-- WORKING DATA follows --

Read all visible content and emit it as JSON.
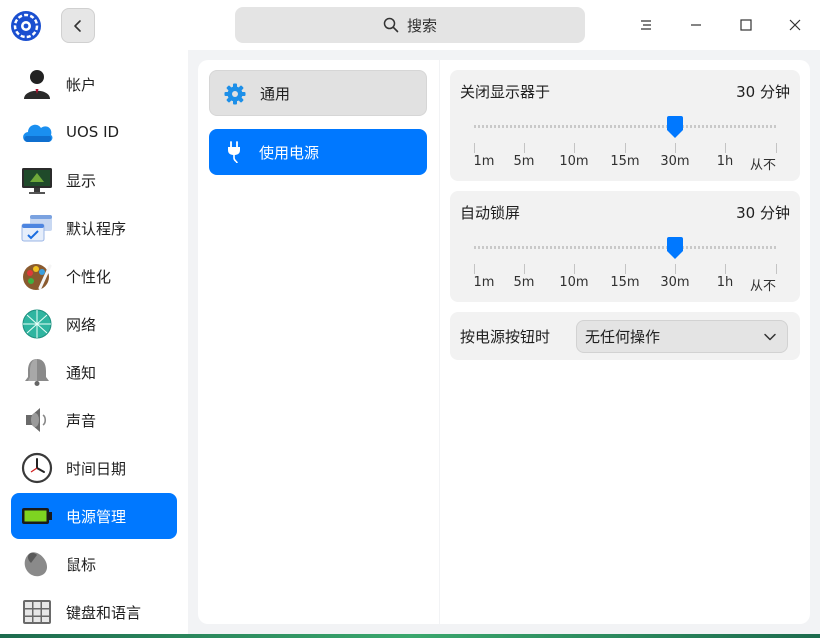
{
  "window": {
    "search_placeholder": "搜索",
    "colors": {
      "accent": "#0078ff",
      "window_bg": "#f2f3f5"
    }
  },
  "sidebar": {
    "items": [
      {
        "label": "帐户",
        "icon": "account-icon",
        "active": false
      },
      {
        "label": "UOS ID",
        "icon": "cloud-icon",
        "active": false
      },
      {
        "label": "显示",
        "icon": "display-icon",
        "active": false
      },
      {
        "label": "默认程序",
        "icon": "default-apps-icon",
        "active": false
      },
      {
        "label": "个性化",
        "icon": "palette-icon",
        "active": false
      },
      {
        "label": "网络",
        "icon": "network-icon",
        "active": false
      },
      {
        "label": "通知",
        "icon": "bell-icon",
        "active": false
      },
      {
        "label": "声音",
        "icon": "speaker-icon",
        "active": false
      },
      {
        "label": "时间日期",
        "icon": "clock-icon",
        "active": false
      },
      {
        "label": "电源管理",
        "icon": "battery-icon",
        "active": true
      },
      {
        "label": "鼠标",
        "icon": "mouse-icon",
        "active": false
      },
      {
        "label": "键盘和语言",
        "icon": "keyboard-icon",
        "active": false
      }
    ]
  },
  "subnav": {
    "general": "通用",
    "battery": "使用电源"
  },
  "settings": {
    "monitor_off": {
      "title": "关闭显示器于",
      "value": "30 分钟",
      "ticks": [
        "1m",
        "5m",
        "10m",
        "15m",
        "30m",
        "1h",
        "从不"
      ],
      "selected_index": 4
    },
    "auto_lock": {
      "title": "自动锁屏",
      "value": "30 分钟",
      "ticks": [
        "1m",
        "5m",
        "10m",
        "15m",
        "30m",
        "1h",
        "从不"
      ],
      "selected_index": 4
    },
    "power_button": {
      "title": "按电源按钮时",
      "selected": "无任何操作"
    }
  }
}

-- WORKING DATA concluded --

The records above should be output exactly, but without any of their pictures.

• RESPONSE TO THIS TASK
Read all visible content and emit it as JSON.
{
  "window": {
    "search_placeholder": "搜索",
    "colors": {
      "accent": "#0078ff",
      "window_bg": "#f2f3f5"
    }
  },
  "sidebar": {
    "items": [
      {
        "label": "帐户",
        "icon": "account-icon",
        "active": false
      },
      {
        "label": "UOS ID",
        "icon": "cloud-icon",
        "active": false
      },
      {
        "label": "显示",
        "icon": "display-icon",
        "active": false
      },
      {
        "label": "默认程序",
        "icon": "default-apps-icon",
        "active": false
      },
      {
        "label": "个性化",
        "icon": "palette-icon",
        "active": false
      },
      {
        "label": "网络",
        "icon": "network-icon",
        "active": false
      },
      {
        "label": "通知",
        "icon": "bell-icon",
        "active": false
      },
      {
        "label": "声音",
        "icon": "speaker-icon",
        "active": false
      },
      {
        "label": "时间日期",
        "icon": "clock-icon",
        "active": false
      },
      {
        "label": "电源管理",
        "icon": "battery-icon",
        "active": true
      },
      {
        "label": "鼠标",
        "icon": "mouse-icon",
        "active": false
      },
      {
        "label": "键盘和语言",
        "icon": "keyboard-icon",
        "active": false
      }
    ]
  },
  "subnav": {
    "general": "通用",
    "battery": "使用电源"
  },
  "settings": {
    "monitor_off": {
      "title": "关闭显示器于",
      "value": "30 分钟",
      "ticks": [
        "1m",
        "5m",
        "10m",
        "15m",
        "30m",
        "1h",
        "从不"
      ],
      "selected_index": 4
    },
    "auto_lock": {
      "title": "自动锁屏",
      "value": "30 分钟",
      "ticks": [
        "1m",
        "5m",
        "10m",
        "15m",
        "30m",
        "1h",
        "从不"
      ],
      "selected_index": 4
    },
    "power_button": {
      "title": "按电源按钮时",
      "selected": "无任何操作"
    }
  }
}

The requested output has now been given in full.